Dataset rows describing interfaces:
--------------------

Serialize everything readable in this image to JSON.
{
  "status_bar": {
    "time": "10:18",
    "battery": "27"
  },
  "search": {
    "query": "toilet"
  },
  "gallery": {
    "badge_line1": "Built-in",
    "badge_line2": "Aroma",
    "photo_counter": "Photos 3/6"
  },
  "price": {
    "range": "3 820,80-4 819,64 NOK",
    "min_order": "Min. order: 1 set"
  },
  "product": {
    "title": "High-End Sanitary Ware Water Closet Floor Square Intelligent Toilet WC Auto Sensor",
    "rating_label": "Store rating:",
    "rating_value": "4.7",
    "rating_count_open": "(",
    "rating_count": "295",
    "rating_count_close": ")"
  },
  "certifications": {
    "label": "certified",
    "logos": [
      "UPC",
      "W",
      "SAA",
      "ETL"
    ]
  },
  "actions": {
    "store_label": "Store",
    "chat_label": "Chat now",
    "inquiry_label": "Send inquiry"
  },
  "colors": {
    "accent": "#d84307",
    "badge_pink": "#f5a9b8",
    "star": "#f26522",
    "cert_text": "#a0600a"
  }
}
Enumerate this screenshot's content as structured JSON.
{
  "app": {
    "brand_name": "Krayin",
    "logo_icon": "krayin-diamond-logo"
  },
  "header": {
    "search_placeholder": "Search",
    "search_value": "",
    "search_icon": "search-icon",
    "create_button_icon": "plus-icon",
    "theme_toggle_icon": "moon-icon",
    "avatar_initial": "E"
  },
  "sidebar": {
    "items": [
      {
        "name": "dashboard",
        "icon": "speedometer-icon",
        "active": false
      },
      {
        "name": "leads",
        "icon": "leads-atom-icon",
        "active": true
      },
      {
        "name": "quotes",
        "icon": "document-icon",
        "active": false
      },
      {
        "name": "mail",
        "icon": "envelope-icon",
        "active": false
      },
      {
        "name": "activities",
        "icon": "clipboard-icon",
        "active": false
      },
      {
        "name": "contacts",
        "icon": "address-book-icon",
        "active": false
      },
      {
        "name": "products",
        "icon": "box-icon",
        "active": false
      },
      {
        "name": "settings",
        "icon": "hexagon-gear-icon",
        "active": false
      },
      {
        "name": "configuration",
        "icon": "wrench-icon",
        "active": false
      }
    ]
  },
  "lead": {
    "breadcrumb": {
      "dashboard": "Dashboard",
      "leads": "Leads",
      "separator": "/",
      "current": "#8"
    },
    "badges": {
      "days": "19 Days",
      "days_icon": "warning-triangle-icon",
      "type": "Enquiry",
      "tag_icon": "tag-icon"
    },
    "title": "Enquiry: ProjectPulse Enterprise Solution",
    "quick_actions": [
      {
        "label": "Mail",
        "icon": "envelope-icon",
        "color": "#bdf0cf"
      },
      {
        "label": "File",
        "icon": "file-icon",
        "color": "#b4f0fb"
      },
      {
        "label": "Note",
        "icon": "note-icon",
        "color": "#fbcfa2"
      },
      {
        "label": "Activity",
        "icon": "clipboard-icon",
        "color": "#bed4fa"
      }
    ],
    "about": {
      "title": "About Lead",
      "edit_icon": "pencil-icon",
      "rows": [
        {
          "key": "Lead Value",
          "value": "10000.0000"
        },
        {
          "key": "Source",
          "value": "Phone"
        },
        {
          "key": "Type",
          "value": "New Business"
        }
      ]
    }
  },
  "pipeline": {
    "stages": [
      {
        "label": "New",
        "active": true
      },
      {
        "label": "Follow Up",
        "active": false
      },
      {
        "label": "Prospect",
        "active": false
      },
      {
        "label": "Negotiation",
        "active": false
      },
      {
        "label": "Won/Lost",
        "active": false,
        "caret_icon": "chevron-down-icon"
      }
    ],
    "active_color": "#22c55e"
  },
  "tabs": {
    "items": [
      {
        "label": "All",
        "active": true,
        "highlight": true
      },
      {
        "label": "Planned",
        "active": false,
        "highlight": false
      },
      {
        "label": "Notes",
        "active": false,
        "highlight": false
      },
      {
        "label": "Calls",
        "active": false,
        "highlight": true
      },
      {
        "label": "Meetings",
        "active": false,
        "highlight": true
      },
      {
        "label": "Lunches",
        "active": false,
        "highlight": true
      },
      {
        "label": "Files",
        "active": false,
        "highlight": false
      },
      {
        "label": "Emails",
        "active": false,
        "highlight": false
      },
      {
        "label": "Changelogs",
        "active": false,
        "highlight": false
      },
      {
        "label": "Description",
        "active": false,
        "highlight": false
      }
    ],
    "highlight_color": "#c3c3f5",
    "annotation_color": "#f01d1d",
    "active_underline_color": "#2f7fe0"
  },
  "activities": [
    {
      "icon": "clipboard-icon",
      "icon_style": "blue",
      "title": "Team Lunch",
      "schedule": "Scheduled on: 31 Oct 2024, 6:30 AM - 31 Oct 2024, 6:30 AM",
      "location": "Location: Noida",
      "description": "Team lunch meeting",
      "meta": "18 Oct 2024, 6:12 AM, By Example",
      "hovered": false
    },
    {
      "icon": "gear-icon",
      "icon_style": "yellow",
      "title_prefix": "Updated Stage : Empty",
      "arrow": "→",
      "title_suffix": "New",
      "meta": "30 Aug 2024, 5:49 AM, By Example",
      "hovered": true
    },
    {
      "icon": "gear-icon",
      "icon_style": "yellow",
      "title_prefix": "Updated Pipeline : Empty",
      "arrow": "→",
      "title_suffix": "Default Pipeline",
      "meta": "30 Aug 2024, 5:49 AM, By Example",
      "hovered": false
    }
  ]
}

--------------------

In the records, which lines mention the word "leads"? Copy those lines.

Solution to this exercise:
        "name": "leads",
        "icon": "leads-atom-icon",
      "leads": "Leads",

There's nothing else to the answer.